And what a better way to remember and to be challenged in our daily lives by this great saint than to read what Pope Benedict XVI had to say about him even before he became pope in one of his socio-political essays:
We need men who keep their eyes fixed on God, learning from him what true humanity means.
We need men whose intellect is enlightened by the light of God, men whose hearts are opened by God, so that their intellect can speak to the intellect of others and their hearts can open the hearts of others. It is only by means of men who have been touched by God that God can return to be with mankind.
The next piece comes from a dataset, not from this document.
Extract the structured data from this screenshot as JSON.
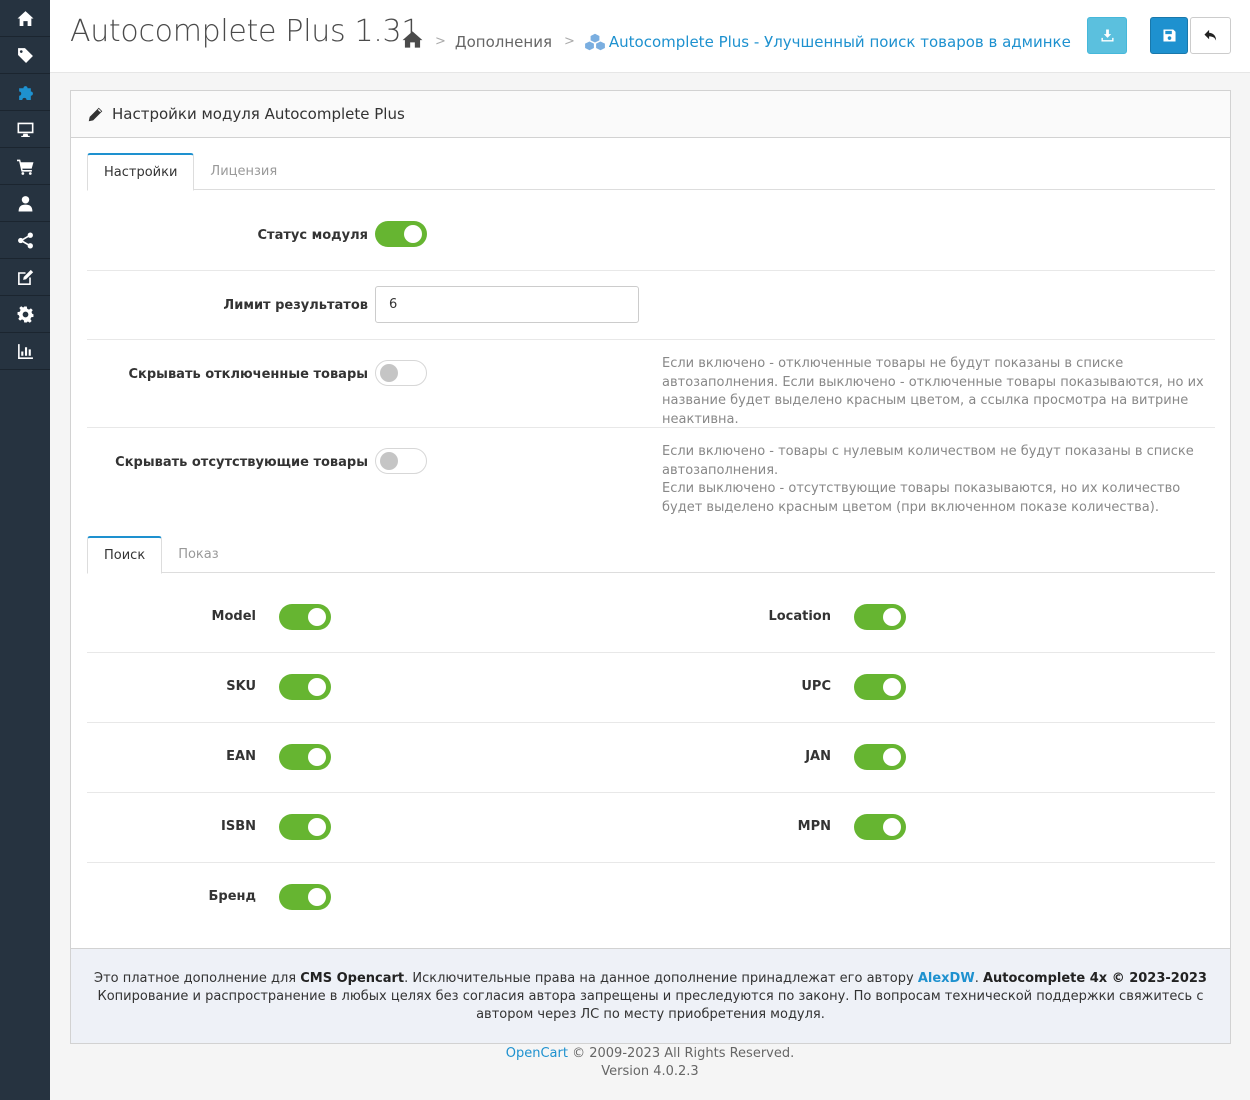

We need men like Benedict of Nursia, who, in an age of dissipation and decadence, immersed himself in uttermost solitude. Then, after all the purifications he had to undergo, he succeeded in rising again to the light. He returned and made his foundation at Monte Cassino, the “city on the hill”where, in the midst of so many ruins, he assembled the forces from which a new world was formed.
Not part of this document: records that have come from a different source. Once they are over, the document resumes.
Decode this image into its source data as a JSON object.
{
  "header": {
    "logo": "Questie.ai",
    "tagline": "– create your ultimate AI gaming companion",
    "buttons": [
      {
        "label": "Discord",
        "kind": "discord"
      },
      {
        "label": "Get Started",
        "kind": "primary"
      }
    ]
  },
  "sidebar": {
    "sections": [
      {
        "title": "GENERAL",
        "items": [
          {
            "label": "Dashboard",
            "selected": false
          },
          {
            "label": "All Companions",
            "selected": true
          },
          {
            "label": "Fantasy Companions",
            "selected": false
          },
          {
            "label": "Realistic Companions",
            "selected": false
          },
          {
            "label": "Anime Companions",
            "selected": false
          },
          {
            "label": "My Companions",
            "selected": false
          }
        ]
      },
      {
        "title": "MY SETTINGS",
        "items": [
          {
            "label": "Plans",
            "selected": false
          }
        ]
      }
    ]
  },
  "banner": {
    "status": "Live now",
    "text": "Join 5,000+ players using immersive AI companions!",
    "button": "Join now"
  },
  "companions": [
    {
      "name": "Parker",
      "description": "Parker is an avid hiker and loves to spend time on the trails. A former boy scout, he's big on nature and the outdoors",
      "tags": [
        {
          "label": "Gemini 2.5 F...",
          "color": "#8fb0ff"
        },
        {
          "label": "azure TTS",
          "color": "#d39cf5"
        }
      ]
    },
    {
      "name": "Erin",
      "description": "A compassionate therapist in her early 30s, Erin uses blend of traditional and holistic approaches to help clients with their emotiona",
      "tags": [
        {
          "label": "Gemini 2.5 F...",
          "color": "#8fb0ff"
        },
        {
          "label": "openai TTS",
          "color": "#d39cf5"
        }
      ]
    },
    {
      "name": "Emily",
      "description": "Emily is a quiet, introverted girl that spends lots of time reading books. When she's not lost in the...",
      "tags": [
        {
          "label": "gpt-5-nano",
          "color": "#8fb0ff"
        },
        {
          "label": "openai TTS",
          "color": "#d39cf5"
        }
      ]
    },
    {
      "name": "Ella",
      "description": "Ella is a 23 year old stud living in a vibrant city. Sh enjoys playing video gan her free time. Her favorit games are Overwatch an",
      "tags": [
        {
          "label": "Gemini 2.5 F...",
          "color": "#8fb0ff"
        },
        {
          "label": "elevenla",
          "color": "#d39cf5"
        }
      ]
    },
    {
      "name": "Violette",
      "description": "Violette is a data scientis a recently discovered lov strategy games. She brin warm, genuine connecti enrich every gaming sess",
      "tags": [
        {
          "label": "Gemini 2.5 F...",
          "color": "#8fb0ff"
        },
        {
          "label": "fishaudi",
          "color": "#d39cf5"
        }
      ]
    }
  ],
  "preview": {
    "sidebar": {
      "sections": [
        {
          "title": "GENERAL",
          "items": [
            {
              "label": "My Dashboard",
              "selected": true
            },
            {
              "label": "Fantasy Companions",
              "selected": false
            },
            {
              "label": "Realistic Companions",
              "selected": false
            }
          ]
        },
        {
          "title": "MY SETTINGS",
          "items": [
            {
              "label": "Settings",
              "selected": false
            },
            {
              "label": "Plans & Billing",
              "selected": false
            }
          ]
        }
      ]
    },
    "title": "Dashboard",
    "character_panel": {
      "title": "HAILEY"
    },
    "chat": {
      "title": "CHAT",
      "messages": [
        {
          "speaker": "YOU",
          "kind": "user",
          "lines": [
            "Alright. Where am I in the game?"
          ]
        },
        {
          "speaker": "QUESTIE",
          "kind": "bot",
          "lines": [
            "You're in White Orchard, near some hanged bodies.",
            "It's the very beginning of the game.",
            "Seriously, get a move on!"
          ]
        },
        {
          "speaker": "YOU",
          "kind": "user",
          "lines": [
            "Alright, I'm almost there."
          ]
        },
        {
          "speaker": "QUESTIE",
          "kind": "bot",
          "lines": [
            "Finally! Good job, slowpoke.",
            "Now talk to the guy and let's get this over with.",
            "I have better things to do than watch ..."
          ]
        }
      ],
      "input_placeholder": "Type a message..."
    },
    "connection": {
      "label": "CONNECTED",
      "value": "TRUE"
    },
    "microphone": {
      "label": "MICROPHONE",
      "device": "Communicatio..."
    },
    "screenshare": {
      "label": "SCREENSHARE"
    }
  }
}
Ratzinger, Joseph. Christianity and the Crisis of Cultures. (San Francisco: Ignatius, 2006), 52-53.